After three turns, Niger's Praetorian Guard were again in a good position to protect the left flank, which was now under threat from two flanking units of Serverus' light cavalry.
Flanking German cavalry supported by ....
Roman Auxiliary cavalry.  
By this point in the game it was turn seven, John held the villa and my forces were now in excellent defensive positions around the Temple of Mars. 
There was no way that John was going secure the Temple of Mars in such a short time and therefore he decided to concede the game 2 to 3 victory points in favour of Niger's forces.
Following the battle Niger withdrew and allowed Serverus to pray in the temple (it was the least I could do, considering the wanton destruction of the villa by fire). With history changed at the throw of a dice, we retired to a local curry house to discuss the events of the battle.   
This was an interesting battle of manoeuvre and counter-manoeuvre by both sides. 
The game demonstrates that in War and Conquest, games can be won through skillful deployment and objective focused movement, just as much as well timed charges into combat.
Cheers John, it's always a pleasure mate!!! 

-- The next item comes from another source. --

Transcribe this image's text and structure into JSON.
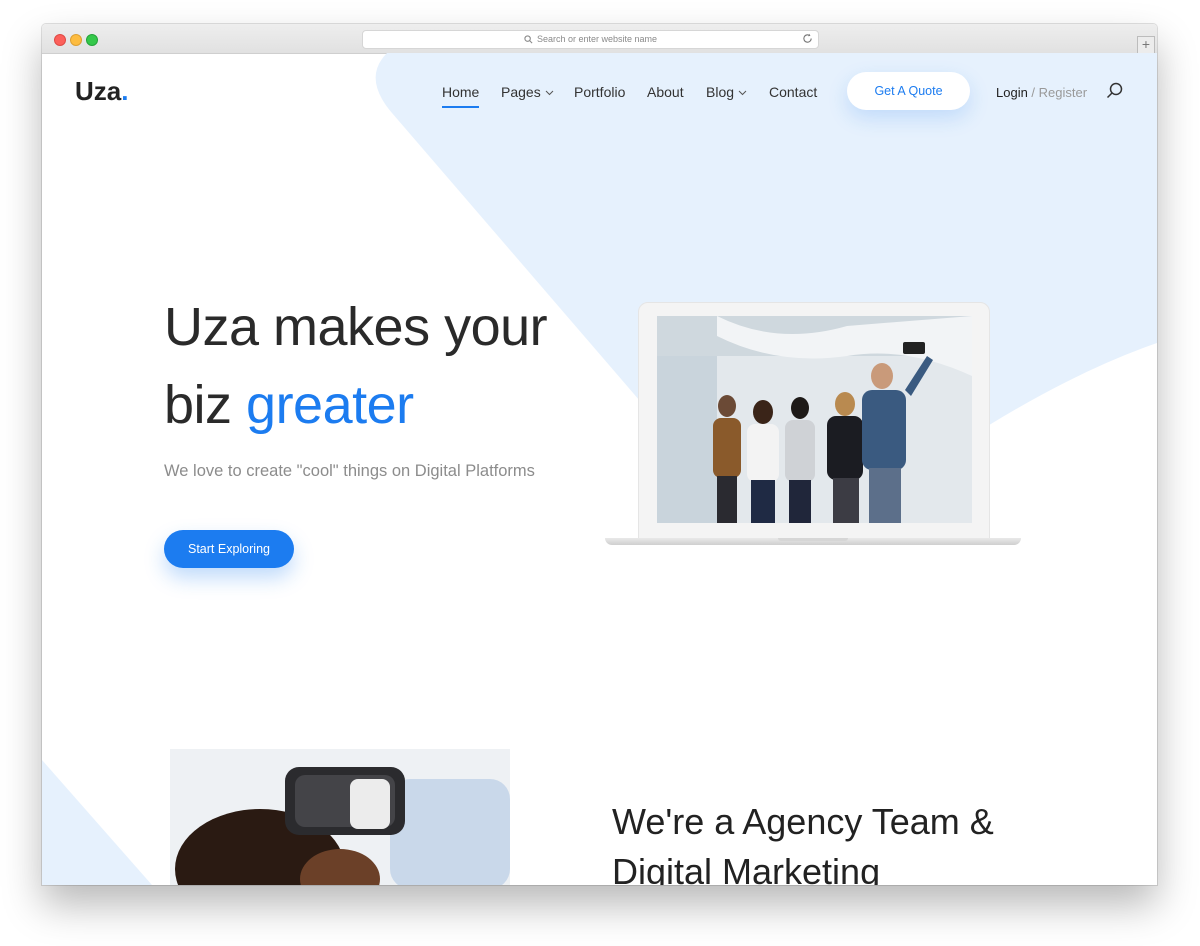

  1. What a great looking game! Love your terrain and Man Cave.

  2. Great looking figures and terrain.

  3. Yeah, that's what i like to see, lots of nicely painted miniatures on great looking terrain- it just makes all the difference to a game.

    Fab stuff.


  4. Beautiful game. I've been waiting to see your guys in action!

  5. Wonderful, great figures, terrain and narrative.

  6. Crikey, that's something beautiful and not seen everyday! Brilliant.

  7. War is a fascinating subject. Despite the dubious morality of using violence to achieve personal or political aims. It remains that conflict has been used to do just that throughout recorded history.

    Your article is very well done, a good read.